**WORK ORDER**
If a line in the records below holds the string "true", count it; give only the total.

**Element data from apps and pages**

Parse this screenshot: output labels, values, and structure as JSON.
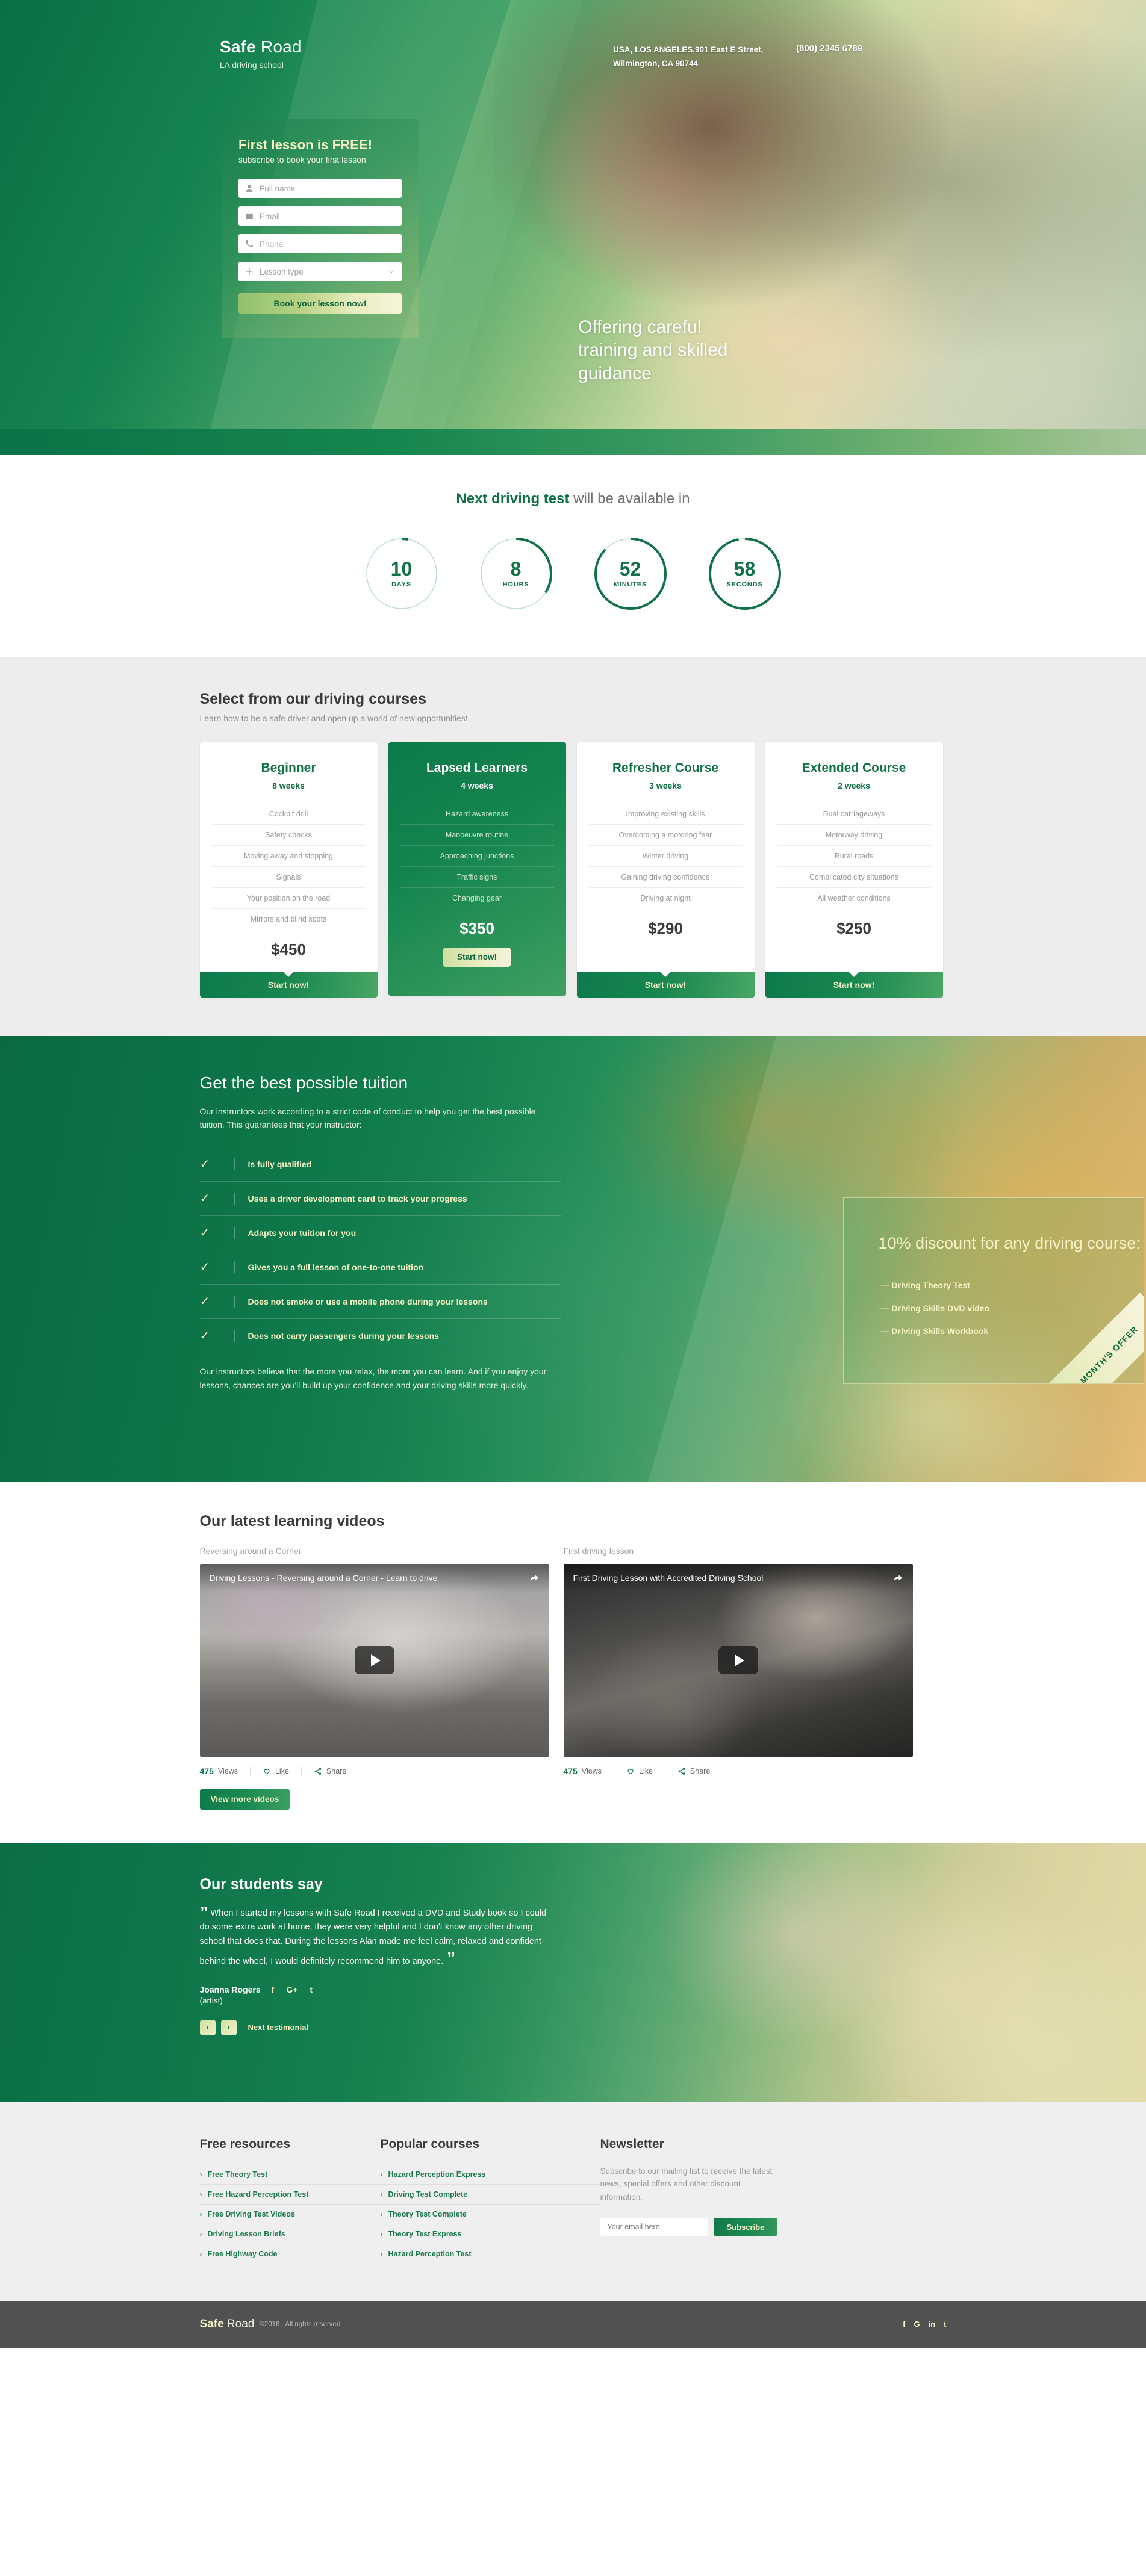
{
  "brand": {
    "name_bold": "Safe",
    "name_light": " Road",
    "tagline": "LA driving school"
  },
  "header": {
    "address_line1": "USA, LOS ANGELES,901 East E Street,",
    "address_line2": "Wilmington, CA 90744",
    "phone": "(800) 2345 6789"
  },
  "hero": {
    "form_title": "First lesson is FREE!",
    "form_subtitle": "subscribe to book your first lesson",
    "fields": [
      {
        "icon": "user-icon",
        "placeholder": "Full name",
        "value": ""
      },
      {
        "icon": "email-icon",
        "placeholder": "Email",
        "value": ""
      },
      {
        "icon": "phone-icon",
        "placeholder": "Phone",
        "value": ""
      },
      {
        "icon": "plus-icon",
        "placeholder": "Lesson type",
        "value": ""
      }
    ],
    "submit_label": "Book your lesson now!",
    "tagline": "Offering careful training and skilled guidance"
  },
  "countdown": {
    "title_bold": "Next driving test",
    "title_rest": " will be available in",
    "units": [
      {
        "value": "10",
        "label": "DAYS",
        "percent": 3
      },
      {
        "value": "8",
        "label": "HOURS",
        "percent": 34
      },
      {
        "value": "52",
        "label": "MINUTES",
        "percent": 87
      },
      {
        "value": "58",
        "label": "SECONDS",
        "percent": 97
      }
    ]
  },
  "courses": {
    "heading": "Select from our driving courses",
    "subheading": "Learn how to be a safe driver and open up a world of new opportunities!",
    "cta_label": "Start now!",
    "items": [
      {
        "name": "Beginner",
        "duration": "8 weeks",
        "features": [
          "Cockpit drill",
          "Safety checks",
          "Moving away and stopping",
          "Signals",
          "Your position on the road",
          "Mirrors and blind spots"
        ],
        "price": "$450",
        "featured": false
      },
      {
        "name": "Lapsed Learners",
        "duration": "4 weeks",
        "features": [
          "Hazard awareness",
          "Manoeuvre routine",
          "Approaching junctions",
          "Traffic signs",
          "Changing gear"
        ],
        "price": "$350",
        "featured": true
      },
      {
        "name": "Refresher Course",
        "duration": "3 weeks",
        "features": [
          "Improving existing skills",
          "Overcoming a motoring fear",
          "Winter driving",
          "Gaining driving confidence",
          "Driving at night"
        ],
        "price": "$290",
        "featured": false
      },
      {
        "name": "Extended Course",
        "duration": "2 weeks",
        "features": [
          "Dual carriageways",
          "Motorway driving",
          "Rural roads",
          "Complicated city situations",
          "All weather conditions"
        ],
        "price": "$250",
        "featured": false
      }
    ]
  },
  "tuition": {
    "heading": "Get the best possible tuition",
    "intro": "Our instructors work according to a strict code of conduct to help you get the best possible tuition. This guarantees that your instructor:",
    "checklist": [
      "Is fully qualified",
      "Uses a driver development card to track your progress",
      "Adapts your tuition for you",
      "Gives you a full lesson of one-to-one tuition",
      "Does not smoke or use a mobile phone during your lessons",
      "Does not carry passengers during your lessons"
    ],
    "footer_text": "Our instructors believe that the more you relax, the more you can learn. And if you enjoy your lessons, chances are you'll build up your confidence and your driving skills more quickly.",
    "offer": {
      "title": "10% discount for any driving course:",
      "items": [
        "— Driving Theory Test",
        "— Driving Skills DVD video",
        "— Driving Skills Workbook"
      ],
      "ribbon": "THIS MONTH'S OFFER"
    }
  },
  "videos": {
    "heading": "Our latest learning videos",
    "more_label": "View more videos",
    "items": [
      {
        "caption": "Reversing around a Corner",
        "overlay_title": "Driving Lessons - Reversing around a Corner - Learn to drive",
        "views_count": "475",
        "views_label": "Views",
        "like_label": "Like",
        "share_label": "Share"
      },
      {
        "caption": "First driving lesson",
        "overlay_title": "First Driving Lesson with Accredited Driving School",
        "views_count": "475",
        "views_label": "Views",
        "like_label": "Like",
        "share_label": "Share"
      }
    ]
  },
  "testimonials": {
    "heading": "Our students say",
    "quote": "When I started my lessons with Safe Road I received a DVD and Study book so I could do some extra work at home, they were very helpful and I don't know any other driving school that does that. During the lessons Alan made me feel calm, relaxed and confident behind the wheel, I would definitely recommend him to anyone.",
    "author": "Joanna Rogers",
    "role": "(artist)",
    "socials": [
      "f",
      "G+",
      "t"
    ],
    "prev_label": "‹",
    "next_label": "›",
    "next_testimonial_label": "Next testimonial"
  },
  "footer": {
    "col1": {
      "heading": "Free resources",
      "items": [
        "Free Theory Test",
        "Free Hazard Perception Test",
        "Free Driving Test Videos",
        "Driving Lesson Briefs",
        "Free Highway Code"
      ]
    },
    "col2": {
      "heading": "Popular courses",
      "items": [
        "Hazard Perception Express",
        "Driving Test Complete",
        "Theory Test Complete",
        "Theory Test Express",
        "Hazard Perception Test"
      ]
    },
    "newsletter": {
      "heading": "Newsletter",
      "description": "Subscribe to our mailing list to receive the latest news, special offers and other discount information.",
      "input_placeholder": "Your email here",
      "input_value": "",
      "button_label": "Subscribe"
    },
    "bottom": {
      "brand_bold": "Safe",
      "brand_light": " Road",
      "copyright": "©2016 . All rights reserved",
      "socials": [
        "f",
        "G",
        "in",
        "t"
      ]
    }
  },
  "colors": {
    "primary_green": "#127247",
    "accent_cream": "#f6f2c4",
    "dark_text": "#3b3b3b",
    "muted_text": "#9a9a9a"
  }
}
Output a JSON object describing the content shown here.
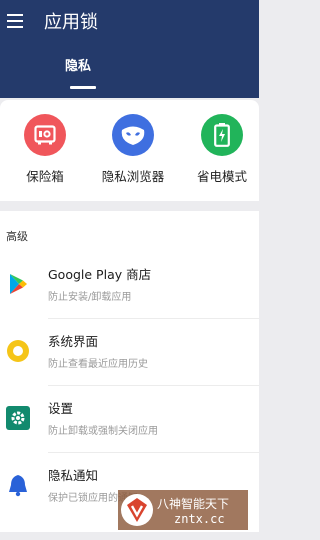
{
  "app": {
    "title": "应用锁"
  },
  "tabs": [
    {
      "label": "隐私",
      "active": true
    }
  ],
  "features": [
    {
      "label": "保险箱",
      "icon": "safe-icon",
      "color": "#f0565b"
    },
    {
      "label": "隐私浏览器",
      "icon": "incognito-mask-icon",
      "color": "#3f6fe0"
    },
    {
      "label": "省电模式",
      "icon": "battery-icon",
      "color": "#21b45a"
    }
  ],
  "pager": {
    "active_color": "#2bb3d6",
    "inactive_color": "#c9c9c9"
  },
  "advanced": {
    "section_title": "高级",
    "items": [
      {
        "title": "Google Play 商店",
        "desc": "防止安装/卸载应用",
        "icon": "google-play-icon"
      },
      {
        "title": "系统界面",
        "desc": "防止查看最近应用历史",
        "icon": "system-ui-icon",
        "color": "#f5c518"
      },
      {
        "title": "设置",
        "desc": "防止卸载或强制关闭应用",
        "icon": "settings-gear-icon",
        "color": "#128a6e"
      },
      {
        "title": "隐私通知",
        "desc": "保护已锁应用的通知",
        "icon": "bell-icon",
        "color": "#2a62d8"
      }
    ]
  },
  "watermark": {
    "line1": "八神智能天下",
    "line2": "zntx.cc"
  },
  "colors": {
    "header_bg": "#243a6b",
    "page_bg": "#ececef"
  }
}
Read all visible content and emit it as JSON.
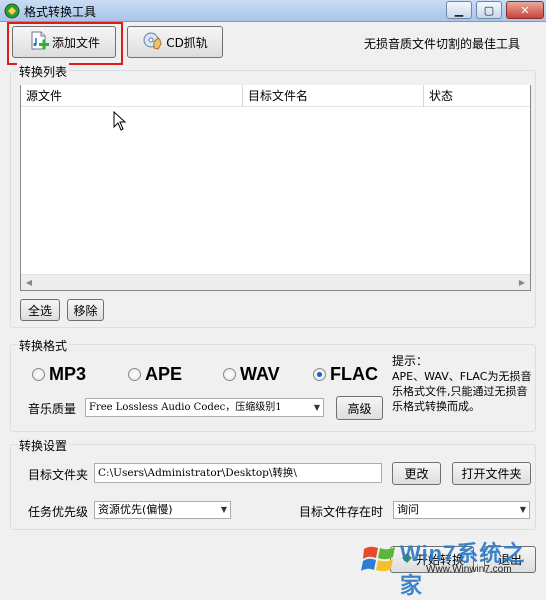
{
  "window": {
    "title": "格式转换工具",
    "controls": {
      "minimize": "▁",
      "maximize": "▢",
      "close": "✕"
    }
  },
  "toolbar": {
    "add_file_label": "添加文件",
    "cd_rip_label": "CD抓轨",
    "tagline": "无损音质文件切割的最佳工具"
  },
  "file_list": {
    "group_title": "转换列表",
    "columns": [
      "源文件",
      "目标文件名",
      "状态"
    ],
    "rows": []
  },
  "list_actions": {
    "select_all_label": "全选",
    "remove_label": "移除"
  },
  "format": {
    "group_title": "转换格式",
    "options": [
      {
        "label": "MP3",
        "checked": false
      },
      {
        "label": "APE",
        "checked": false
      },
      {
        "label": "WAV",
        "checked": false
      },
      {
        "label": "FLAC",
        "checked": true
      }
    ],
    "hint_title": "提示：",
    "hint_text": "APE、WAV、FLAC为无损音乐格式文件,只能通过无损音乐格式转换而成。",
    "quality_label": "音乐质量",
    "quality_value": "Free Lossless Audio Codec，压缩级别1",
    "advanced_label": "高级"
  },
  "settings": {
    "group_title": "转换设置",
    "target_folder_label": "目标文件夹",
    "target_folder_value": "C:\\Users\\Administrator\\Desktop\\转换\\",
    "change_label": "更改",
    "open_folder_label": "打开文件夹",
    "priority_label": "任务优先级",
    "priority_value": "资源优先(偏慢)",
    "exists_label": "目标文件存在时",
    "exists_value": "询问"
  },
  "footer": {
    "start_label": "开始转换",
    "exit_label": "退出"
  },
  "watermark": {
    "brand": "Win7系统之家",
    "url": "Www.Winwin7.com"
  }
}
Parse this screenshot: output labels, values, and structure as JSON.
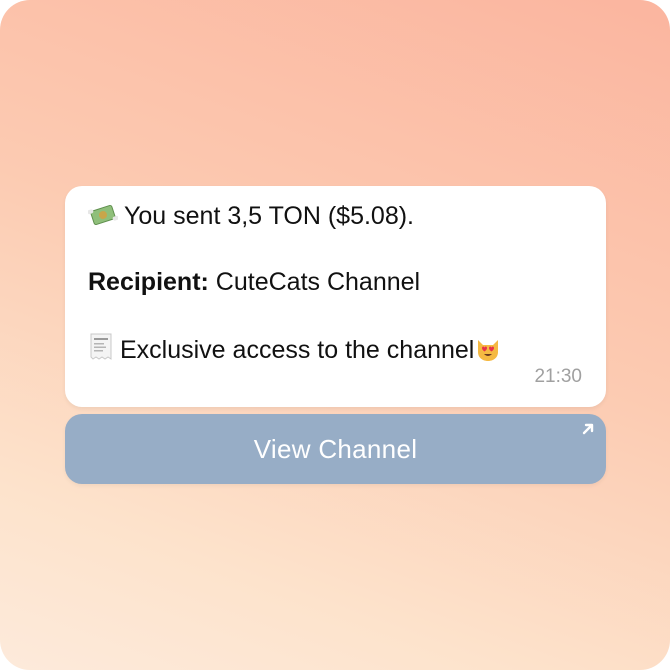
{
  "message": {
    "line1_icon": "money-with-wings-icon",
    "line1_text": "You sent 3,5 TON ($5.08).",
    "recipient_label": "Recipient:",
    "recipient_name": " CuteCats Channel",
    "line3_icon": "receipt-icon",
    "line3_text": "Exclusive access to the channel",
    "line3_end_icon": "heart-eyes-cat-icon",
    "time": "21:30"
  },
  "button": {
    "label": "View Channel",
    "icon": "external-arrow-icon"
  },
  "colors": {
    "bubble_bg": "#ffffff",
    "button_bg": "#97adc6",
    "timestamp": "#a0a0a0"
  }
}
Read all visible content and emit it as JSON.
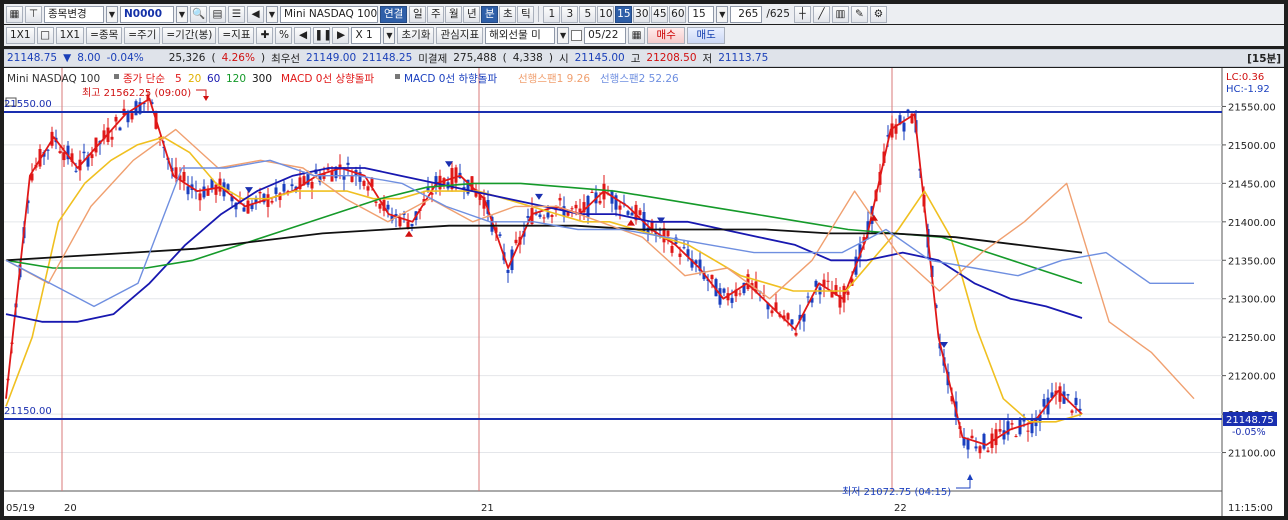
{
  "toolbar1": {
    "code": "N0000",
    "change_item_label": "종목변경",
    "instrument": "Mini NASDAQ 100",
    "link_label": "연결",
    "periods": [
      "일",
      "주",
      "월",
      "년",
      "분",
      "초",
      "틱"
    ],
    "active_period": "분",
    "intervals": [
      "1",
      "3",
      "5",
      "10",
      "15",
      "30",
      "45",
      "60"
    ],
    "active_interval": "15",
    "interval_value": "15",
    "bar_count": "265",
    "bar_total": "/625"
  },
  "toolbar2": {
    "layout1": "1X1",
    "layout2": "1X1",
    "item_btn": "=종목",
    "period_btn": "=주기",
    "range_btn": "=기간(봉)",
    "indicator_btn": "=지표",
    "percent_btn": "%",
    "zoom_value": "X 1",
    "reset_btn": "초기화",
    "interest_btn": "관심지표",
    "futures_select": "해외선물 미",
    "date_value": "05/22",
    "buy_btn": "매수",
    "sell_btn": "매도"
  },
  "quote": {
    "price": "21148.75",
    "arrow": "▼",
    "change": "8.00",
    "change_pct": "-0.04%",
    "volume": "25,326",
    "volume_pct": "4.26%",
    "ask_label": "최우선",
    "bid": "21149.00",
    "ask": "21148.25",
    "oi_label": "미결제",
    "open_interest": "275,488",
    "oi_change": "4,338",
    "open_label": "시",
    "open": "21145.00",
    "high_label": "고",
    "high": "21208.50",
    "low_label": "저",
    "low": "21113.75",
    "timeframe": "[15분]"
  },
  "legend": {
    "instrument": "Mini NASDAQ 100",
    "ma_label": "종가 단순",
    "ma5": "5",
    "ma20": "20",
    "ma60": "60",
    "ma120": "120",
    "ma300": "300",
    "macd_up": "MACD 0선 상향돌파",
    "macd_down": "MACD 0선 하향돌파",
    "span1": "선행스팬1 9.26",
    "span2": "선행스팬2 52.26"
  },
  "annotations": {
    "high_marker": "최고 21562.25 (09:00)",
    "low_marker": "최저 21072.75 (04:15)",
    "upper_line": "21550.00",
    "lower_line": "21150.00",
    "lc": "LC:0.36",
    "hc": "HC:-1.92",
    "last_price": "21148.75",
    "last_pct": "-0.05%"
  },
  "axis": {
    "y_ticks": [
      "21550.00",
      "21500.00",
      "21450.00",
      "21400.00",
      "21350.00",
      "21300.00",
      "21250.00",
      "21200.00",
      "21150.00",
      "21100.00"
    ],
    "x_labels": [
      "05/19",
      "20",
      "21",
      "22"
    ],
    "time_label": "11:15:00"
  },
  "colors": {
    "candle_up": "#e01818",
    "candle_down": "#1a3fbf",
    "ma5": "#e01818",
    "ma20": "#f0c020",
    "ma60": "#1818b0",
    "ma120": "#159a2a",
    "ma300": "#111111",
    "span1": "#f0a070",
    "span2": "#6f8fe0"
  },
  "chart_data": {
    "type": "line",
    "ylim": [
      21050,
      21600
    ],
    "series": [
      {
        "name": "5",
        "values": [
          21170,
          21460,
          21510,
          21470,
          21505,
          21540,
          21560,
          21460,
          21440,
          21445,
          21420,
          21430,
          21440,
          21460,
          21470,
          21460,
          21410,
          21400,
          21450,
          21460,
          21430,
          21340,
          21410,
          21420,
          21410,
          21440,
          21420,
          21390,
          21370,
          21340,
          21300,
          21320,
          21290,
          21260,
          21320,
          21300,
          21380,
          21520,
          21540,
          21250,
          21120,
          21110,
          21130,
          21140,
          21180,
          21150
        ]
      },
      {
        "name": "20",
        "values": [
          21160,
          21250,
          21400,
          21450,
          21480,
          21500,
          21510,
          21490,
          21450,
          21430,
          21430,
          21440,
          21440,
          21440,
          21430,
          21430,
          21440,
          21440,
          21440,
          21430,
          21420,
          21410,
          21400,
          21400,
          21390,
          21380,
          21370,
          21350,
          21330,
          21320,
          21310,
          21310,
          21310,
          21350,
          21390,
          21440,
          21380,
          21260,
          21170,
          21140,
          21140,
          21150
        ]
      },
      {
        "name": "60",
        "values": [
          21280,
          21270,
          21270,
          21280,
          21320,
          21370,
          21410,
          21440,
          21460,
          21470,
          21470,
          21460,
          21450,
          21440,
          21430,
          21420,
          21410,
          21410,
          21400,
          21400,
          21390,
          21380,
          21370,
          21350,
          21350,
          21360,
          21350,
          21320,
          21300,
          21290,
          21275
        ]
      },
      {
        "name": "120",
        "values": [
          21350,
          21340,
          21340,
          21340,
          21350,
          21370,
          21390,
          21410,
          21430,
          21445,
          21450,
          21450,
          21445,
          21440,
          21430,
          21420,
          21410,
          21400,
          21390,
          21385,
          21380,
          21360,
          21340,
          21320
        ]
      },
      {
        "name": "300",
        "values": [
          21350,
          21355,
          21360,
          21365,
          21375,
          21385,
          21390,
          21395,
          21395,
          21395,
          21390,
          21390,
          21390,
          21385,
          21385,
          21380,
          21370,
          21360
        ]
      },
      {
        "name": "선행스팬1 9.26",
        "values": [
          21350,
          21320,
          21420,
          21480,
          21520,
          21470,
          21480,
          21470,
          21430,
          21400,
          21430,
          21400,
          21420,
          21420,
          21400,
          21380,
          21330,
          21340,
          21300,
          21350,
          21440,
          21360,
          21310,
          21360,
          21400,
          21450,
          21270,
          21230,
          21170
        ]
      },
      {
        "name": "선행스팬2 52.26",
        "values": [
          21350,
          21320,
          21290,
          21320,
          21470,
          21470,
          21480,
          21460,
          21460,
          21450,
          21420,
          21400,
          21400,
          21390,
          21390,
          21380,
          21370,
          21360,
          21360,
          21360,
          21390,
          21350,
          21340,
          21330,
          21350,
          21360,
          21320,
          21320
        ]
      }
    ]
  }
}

**EXERCISE SOLUTION**
3